Sam Mendes’ The Hollow Crown, which I’ve been watching over the past few weeks, is a quartet of plays sometimes known as the Henriad: Richard II, Henry IV Part One and this week’s viewing, HENRY IV Part Two (2012) and HENRY V(2012). The book Shakespeare After All explains that they form a dramatic arc: Bolingbroke usurps the crown from Richard in the first film to become Henry IV, then his son redeems the dubious claim to rule by proving himself a true king. It would also have had added meaning to Shakespeare’s era: the story of how Prince Hal starts out wild, then reforms was common knowledge, as was the awareness that for all Hal’s triumphs in Henry V, they would ultimately be frittered away by his son.
Henry IV Part Two is one I’ve never actually seen before, wherein Tom Hiddleston’s Hal discovers that his reputation as a hedonist still leaves the powers that be (including father Jeremy Irons) suspicious he’s not worthy of the crown, even after his triumph over Hotspur in the field.

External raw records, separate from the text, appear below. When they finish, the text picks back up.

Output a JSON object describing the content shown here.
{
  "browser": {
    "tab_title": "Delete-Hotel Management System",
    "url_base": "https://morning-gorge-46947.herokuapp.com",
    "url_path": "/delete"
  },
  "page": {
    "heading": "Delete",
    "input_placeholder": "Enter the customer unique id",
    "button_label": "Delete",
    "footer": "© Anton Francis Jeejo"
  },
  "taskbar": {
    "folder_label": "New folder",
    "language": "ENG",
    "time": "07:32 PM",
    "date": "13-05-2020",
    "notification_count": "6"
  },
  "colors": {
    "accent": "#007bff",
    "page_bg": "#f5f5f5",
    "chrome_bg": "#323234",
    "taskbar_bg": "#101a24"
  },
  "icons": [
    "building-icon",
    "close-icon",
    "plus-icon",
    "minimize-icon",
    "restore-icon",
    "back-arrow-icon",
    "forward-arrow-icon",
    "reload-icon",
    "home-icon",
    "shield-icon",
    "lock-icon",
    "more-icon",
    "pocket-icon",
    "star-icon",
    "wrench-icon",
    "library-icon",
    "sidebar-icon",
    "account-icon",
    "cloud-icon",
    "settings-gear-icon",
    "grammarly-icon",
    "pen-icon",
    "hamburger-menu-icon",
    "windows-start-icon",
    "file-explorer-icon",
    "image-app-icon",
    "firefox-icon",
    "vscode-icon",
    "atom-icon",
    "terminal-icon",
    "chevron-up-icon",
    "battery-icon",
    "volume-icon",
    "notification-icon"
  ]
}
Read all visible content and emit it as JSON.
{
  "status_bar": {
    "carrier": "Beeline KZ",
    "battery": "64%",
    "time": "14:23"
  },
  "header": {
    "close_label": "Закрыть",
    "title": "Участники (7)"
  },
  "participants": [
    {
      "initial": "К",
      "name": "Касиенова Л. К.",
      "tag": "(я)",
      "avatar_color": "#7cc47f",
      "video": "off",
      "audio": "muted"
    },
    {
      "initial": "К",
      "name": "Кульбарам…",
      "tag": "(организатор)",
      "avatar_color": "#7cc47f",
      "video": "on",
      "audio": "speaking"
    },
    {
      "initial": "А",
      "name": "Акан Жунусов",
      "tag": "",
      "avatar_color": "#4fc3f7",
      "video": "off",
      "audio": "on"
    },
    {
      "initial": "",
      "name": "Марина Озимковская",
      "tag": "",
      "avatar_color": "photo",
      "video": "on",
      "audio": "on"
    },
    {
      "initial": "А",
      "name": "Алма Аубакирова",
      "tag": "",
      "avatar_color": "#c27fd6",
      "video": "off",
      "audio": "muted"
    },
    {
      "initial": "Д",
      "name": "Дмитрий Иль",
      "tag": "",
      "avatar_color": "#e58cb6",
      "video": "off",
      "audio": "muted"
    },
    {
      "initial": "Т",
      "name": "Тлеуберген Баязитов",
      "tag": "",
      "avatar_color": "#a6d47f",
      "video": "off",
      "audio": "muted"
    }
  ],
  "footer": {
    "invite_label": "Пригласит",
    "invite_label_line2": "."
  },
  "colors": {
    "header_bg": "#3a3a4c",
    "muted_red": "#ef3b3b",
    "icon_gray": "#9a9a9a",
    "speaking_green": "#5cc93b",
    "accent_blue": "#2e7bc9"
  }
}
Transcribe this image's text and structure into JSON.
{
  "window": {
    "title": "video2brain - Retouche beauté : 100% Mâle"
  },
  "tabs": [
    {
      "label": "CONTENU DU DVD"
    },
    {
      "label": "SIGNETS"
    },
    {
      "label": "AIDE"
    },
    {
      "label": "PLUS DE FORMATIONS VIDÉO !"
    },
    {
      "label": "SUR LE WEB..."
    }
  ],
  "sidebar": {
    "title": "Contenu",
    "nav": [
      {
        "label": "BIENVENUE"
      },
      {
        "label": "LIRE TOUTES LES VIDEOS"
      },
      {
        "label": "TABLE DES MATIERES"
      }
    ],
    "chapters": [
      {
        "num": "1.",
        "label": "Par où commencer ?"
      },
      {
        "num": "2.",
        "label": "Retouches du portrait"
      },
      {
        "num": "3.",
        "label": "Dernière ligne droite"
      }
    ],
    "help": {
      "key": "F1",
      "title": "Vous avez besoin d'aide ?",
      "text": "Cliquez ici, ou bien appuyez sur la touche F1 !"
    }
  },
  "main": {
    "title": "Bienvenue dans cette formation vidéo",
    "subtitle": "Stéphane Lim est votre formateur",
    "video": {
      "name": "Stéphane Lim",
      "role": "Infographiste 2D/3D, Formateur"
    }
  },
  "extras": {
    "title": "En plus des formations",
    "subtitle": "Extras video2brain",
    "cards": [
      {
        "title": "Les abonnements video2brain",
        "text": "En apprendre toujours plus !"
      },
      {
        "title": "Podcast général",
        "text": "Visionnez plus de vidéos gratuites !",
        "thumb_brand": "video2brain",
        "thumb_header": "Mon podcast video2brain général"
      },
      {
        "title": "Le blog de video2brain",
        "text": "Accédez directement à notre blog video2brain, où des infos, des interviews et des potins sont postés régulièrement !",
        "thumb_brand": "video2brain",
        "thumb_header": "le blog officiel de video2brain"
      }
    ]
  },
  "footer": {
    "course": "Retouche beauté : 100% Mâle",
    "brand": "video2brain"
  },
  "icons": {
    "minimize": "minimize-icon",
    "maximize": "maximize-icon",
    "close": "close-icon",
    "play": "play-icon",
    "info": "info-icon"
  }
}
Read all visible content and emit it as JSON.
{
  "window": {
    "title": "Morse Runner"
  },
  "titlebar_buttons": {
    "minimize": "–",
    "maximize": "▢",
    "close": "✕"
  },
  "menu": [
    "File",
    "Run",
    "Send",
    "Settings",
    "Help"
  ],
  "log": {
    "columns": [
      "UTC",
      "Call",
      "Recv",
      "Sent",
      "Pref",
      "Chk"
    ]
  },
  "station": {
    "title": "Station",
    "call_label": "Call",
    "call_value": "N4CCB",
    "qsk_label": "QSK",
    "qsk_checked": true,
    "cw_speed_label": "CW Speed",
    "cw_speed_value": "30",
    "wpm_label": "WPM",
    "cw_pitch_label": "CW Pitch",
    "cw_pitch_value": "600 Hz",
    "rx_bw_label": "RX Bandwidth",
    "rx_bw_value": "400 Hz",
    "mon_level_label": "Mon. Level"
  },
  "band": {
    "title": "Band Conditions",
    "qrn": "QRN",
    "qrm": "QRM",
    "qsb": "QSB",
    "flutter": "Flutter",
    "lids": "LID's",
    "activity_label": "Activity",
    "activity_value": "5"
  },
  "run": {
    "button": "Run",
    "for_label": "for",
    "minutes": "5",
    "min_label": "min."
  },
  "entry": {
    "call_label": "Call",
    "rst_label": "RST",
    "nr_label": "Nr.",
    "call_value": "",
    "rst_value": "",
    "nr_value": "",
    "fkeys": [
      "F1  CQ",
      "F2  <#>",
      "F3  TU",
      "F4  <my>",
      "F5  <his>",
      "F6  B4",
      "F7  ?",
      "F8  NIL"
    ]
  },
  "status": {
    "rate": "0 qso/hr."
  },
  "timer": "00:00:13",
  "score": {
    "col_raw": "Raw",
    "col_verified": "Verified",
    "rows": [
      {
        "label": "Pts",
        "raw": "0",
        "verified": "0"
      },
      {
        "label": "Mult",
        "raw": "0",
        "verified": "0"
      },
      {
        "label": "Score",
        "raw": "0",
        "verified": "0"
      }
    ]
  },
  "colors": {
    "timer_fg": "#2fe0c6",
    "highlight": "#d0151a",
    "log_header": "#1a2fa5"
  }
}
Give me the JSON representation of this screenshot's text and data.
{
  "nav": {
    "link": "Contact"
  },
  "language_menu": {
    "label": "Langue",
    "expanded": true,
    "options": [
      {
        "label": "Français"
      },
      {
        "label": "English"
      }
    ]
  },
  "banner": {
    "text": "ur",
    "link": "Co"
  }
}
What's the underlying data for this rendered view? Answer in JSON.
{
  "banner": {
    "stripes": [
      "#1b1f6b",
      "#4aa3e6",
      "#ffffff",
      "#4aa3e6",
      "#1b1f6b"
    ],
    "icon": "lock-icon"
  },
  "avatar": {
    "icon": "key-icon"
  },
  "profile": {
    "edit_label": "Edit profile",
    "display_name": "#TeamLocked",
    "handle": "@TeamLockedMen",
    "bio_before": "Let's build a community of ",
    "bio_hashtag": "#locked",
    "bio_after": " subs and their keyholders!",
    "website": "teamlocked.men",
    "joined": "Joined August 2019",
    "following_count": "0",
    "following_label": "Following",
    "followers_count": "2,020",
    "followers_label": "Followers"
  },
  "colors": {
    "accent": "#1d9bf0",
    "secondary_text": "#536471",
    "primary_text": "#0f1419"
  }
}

Ultimately he proves himself not just by valor but by his rejection of Falstaff — hypocritical (he condemns Falstaff at the climax as if he’d never participated in the man’s roguery) but necessary to be a good king. To the cast of Part One, this adds Geoffrey Palmer as the Chief Justice.. “Let order die, and darkness be the burier of the dead.”
I’m familiar with both the Olivier and Branagh versions of Henry V and this falls somewhere in between, neither Olivier’s patriotic morale booster nor quite as gritty as Branagh’s. Hiddleston does a good job as a new king struggling to live up to his responsibilities as he goes to war against France and finally triumphs in the climactic victory at Agincourt (this includes the documented historical fact that he had his knightly prisoners executed when the proper act would be to hold them for ransom). A good job. “If we are marked to die, we are enough to do our country loss; but if to live, the fewer men the greater share of honor!”
The logical follow-up to the Henriad was Orson Welles’ THE CHIMES AT MIDNIGHT (1965), which reworks the two part Henry IV to focus on Falstaff (Welles) and his antics, his cheerful but repellent amorality (like Harry Mudd, he’s always looking for an angle) and his final falling out with Hal. Welles does a good job not making the rogue purely sympathetic but showing his corruption as well; with Keith Baxter as Hal, Jeanne Moreau as Doll, Margaret Rutherford as Quickly, Ralph Richardson narrating and John Gielgud as a very icy Henry IV. “There are but three good men in England yet unhung — and one of them is growing old and fat.”
(All rights to image remain with current holder).